On September 26, 2014, Prime Minister Harper announced that Canada and the European Union have successfully concluded negotiations on a new trade agreement, the Comprehensive Economic and Trade Agreement (CETA) that was five years in the making, and publicly released the consolidated text of the agreement.
CETA is deeper in substance and broader in scope than any other such agreement in Canadian history, significantly affecting all economic areas, including the pharmaceutical sector.
The CETA chapter on intellectual property is of particular interest to the pharmaceutical industry, because it will introduce into Canada for the first time:
- additional (sui generis
On June 4, 2014 Justice Roger Hughes of the Federal Court released his public reasons for dismissing Bayer’s prohibition application against Apotex in respect of its generic YAZ tablets on the basis that Apotex’s non-infringement allegation was justified. His confidential judgment was issued on May 7, 2014 and Apotex received its NOC the very next day. The term of Bayer’s patent was not set to expire until August 31, 2020. For the full written decision see: Bayer Inc. et al. v. Apotex Inc. et al. 2014 FC 436.
Although not determinative, this decision addresses the somewhat contentious issue of … Continue Reading
This is part of a series of posts reviewing common Canadian Patent Office objections to patent applications and claimed inventions and providing some insight into how these objections may be addressed.
In a typical objection, the patent examiner asserts that the claimed composition of matter, while novel and non-obvious, cannot be patented because the application’s description fails to prove the utility of all claimed embodiments.

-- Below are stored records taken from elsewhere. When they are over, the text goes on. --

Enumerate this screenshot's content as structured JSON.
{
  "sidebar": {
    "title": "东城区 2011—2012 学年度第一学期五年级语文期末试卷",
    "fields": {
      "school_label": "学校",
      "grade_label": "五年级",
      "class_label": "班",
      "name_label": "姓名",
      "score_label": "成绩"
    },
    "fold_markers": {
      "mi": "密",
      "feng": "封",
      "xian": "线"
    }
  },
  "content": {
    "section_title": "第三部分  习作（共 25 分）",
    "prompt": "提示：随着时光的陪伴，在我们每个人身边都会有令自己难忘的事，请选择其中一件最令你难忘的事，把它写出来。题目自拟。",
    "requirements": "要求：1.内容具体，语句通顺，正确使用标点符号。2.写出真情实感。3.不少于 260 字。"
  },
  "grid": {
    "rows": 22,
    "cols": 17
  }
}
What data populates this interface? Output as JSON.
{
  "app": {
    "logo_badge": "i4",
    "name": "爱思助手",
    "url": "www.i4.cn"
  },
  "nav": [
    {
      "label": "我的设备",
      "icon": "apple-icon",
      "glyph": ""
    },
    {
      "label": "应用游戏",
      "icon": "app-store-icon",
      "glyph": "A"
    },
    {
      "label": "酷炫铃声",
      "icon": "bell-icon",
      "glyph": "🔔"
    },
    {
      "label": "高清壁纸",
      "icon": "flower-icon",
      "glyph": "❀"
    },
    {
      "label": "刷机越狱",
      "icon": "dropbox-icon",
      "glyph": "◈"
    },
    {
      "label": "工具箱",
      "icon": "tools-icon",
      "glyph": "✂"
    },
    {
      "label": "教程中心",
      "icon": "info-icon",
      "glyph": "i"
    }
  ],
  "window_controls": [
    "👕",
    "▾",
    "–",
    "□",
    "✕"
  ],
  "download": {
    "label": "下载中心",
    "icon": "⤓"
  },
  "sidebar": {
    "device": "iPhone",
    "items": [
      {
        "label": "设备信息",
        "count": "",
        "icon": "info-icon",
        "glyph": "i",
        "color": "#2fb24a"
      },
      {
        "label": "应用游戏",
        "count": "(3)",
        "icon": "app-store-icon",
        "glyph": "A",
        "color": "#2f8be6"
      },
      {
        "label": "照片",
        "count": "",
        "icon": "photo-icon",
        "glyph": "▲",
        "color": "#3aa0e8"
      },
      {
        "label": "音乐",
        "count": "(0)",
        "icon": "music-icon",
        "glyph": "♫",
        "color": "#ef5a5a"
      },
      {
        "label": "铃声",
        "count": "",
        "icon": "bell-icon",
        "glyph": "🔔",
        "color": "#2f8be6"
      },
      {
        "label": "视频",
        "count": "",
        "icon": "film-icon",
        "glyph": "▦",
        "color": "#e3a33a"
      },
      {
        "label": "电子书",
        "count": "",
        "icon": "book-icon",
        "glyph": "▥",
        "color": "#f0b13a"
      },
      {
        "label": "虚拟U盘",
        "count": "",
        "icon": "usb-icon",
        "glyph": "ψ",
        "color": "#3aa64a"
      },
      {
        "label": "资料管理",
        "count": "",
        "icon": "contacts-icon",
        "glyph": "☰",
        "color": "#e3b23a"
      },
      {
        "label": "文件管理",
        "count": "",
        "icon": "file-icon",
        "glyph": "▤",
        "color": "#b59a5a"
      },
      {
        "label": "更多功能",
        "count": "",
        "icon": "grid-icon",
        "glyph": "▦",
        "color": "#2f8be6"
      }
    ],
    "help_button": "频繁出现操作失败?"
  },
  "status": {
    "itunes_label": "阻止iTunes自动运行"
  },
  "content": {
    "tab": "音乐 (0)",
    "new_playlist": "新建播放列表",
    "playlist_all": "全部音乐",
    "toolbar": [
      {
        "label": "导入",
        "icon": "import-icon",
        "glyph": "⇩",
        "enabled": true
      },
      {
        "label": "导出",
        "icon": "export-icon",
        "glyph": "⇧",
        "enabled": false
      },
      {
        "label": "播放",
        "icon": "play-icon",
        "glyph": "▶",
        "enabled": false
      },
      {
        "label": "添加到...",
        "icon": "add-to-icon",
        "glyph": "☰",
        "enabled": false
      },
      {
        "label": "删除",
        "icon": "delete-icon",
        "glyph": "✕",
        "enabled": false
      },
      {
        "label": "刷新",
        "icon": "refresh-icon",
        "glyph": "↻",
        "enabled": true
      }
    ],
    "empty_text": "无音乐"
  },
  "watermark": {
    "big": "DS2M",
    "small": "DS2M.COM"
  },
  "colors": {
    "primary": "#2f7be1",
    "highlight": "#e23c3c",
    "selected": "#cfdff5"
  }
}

The examiner usually will rely on:
- the definition of “invention” in section 2 of the Patent Act as the statutory basis for the objection.
- recent case law, mainly from abbreviated proceedings under the
If your organization is currently thinking about establishing or acquiring a technology business in Canada, the 2012 edition of Doing Business in Canada, written by McCarthy Tétrault, will prove to be a valuable resource. The guide provides a broad overview of the legal considerations that non-residents should take into account to help ensure their success as they enter into a business venture in Canada. Each section offers timely information, up-to-date legislative provisions and insightful commentary on different areas of law. After downloading the guide, we encourage you to consult one of our lawyers for a more comprehensive analysis … Continue Reading
The Canadian Patent Act and Patent Rules provide the entire statutory framework for patent law in Canada. The Act and Rules contain all of the requirements to be satisfied before the Commissioner of Patents is obliged to grant a patent. These requirements relate to two main aspects of patents: (a) the nature of the invention for which patent protection is sought; and (b) the patent application that describes and claims the invention.
The Act and Rules form a complete code for patent grant. Subsection 27(1) of the Patent Act requires the Commissioner of Patents to grant a patent if the … Continue Reading
To determine whether an invention claimed in a patent is obvious, what parts of a patent can the court consider to ascertain the inventive concept of the claims? According to the Federal Court decision in Allergan Inc. v. Canada (Minister of Health), the disclosure of a patent – not just the claims themselves – can be used as part of this inquiry.
In Allergan, Sandoz argued that the patent claims define the invention and, therefore, the inventive concept of the patent “must be discerned solely from the language in the claims of the patent.” However, the Court held … Continue Reading